23 May 2011

Obsolescence happens

Troy NY.  Who knew?

If you have seen "The Age of Innocence," you have caught glimpses of this engaging town.  Troy stood in for the city of New York at the end of the 19th century in Martin Scorsese's beautiful 1993 film (which we viewed Saturday evening in the lounge).  Fortunately, Troy's signature architecture somehow dodged the urban renewal wrecking ball of the 1960s.  So, there's charm here, as well as an extraordinary place in history.

About a mile upstream from the non-navigable rapids at Troy (at which point the Hudson River actually begins), the Mohawk River flows from the west into the Hudson.  Given that geography, Troy found itself at a crossroads of transportation and commerce, a significant spot on what could be considered to be the Oregon Trail of the East, the water route of westward expansion.

I don't know the name of
this building, but note the
fire escape system -- foot
and hand rails at the
windows leading to a
ladder on the left.
After a morning visit to the Rensselaer County Historical Society and a walking tour of Troy's central historic district came the centerpiece of my day: a visit to St Paul's Episcopal Church during the afternoon. Built in 1820, it was re-designed in 1890. The designer engaged was none other than Louis Comfort Tiffany -- and not only for the windows. The altar, the pews, the columns, the font, the stencilling on the ceiling, the mosaics on the walls, the cross and candelabra, the floor, the light fixtures. The space takes one's breath away.
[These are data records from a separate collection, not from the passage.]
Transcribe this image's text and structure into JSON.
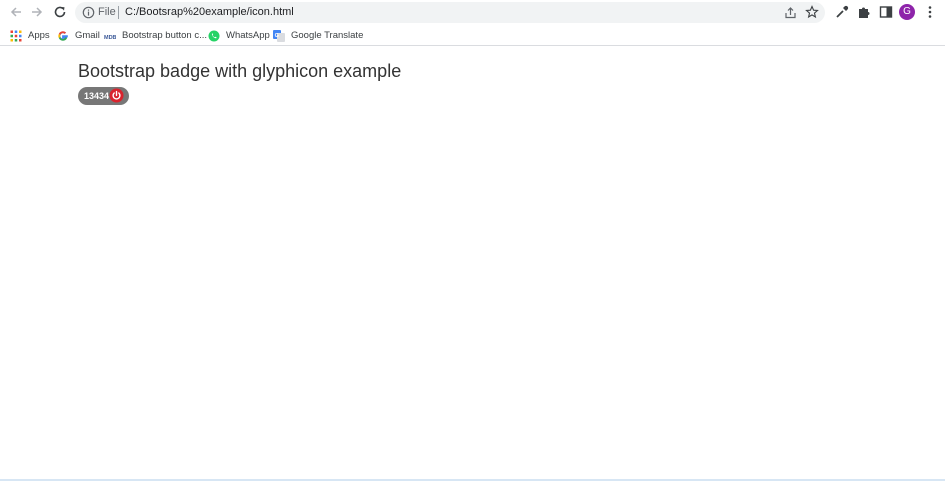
{
  "browser": {
    "omnibox": {
      "scheme_label": "File",
      "url": "C:/Bootsrap%20example/icon.html"
    },
    "profile_initial": "G",
    "icons": {
      "back": "arrow-left-icon",
      "forward": "arrow-right-icon",
      "reload": "reload-icon",
      "info": "info-icon",
      "share": "share-icon",
      "bookmark_star": "star-icon",
      "eyedropper": "eyedropper-icon",
      "extensions": "puzzle-icon",
      "side_panel": "side-panel-icon",
      "menu": "kebab-menu-icon"
    }
  },
  "bookmarks": [
    {
      "label": "Apps",
      "icon": "apps-grid-icon"
    },
    {
      "label": "Gmail",
      "icon": "google-icon"
    },
    {
      "label": "Bootstrap button c...",
      "icon": "mdb-icon"
    },
    {
      "label": "WhatsApp",
      "icon": "whatsapp-icon"
    },
    {
      "label": "Google Translate",
      "icon": "google-translate-icon"
    }
  ],
  "page": {
    "heading": "Bootstrap badge with glyphicon example",
    "badge": {
      "count": "13434",
      "glyph": "power-off-icon"
    }
  },
  "colors": {
    "badge_bg": "#777777",
    "glyph_bg": "#d9232d",
    "avatar_bg": "#8e24aa",
    "omnibox_bg": "#f1f3f4"
  }
}
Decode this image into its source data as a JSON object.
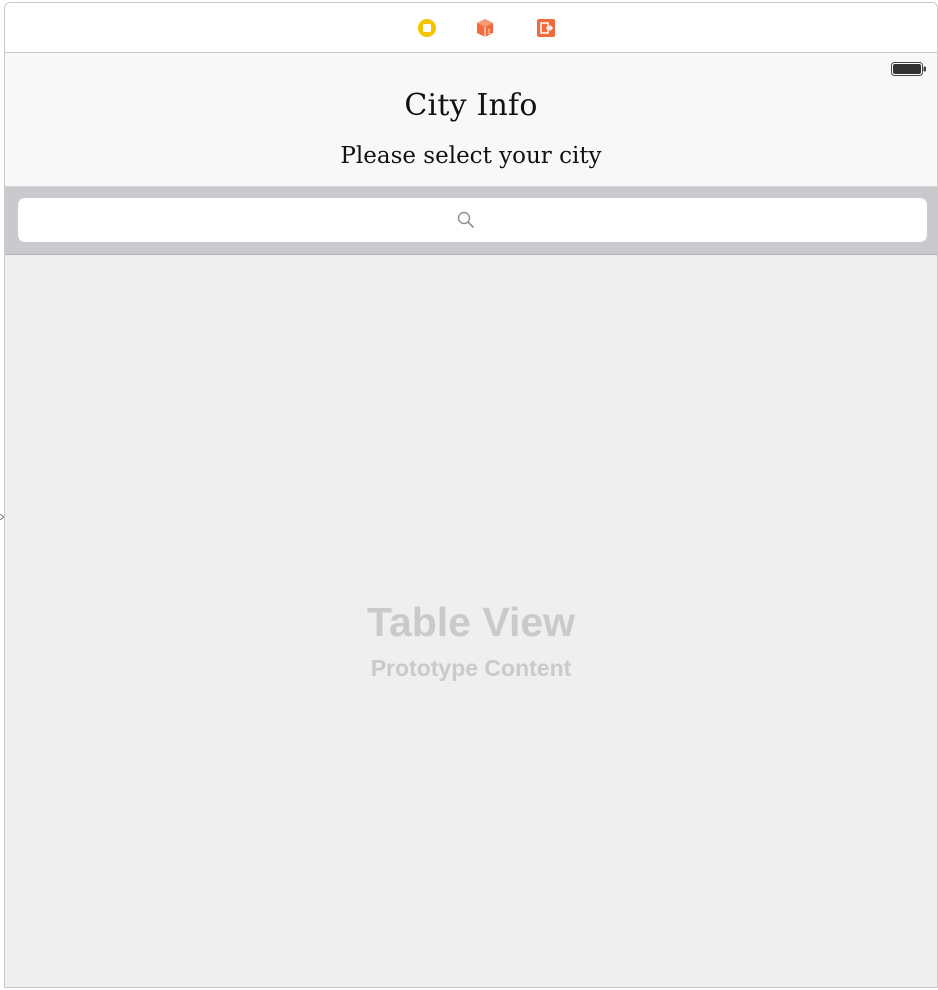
{
  "scene_dock": {
    "icons": [
      "view-controller-icon",
      "first-responder-icon",
      "exit-icon"
    ],
    "colors": {
      "view_controller": "#f5c400",
      "first_responder": "#f26a3d",
      "exit": "#f26a3d"
    }
  },
  "navigation": {
    "title": "City Info",
    "subtitle": "Please select your city"
  },
  "search": {
    "placeholder": "",
    "value": "",
    "icon": "search-icon"
  },
  "table_view": {
    "title": "Table View",
    "subtitle": "Prototype Content"
  },
  "status_bar": {
    "icons": [
      "battery-icon"
    ]
  }
}
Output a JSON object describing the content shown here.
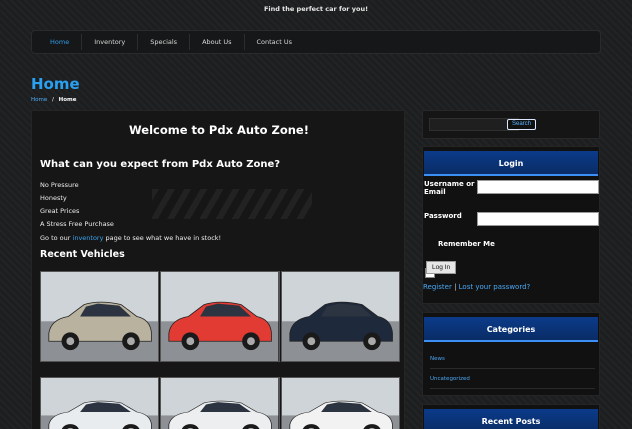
{
  "site": {
    "tagline": "Find the perfect car for you!"
  },
  "nav": {
    "items": [
      "Home",
      "Inventory",
      "Specials",
      "About Us",
      "Contact Us"
    ]
  },
  "page": {
    "title": "Home",
    "breadcrumb": {
      "link": "Home",
      "sep": "/",
      "current": "Home"
    }
  },
  "content": {
    "welcome": "Welcome to Pdx Auto Zone!",
    "expect_heading": "What can you expect from Pdx Auto Zone?",
    "points": [
      "No Pressure",
      "Honesty",
      "Great Prices",
      "A Stress Free Purchase"
    ],
    "goto_prefix": "Go to our ",
    "goto_link": "inventory",
    "goto_suffix": " page to see what we have in stock!",
    "recent_heading": "Recent Vehicles",
    "vehicles": [
      {
        "color": "#b9b29e",
        "label": "silver sedan"
      },
      {
        "color": "#e23b33",
        "label": "red hatchback"
      },
      {
        "color": "#1e2a3c",
        "label": "dark blue sedan"
      },
      {
        "color": "#e9ecef",
        "label": "white sedan"
      },
      {
        "color": "#eceef0",
        "label": "white sedan"
      },
      {
        "color": "#f2f2f2",
        "label": "white sedan"
      }
    ]
  },
  "sidebar": {
    "search": {
      "button": "Search",
      "placeholder": ""
    },
    "login": {
      "title": "Login",
      "username_label_1": "Username or",
      "username_label_2": "Email",
      "password_label": "Password",
      "remember": "Remember Me",
      "button": "Log In",
      "register": "Register",
      "sep": "|",
      "lost": "Lost your password?"
    },
    "categories": {
      "title": "Categories",
      "items": [
        "News",
        "Uncategorized"
      ]
    },
    "recent_posts": {
      "title": "Recent Posts"
    }
  },
  "colors": {
    "accent": "#2aa0f0",
    "widget_header": "#0b3b8a",
    "background": "#1d1e20"
  }
}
Everything in this image is Tiffany designed.

I am not going to list the innovations coming out of Troy which I gleaned through two lectures, but it's safe to say that Troy played an important part in this country's transition form rural to urban, agricultural to industrial, wood to steel.  The concentration of innovation here as well an in improvement mindset in the years leading to the Civil War and beyond displaced what people though of as normal in all areas of life -- technology, transportation, education, finance, military tactics.

So, what happened to Troy?  Many factors play a part in our not knowing about that spot at the intersection of the Hudson and the Mohawk.  Like, time.  Like, newer innovation.  Like, the US military making the move from horse to Jeep.  Like, working one's self out of a job.

But, all is not lost.  Rensselaer Polytechnic Institute is thriving.  And, people all over the world like visiting towns with beautiful and hospitable waterfronts.

I'd come back.

No comments: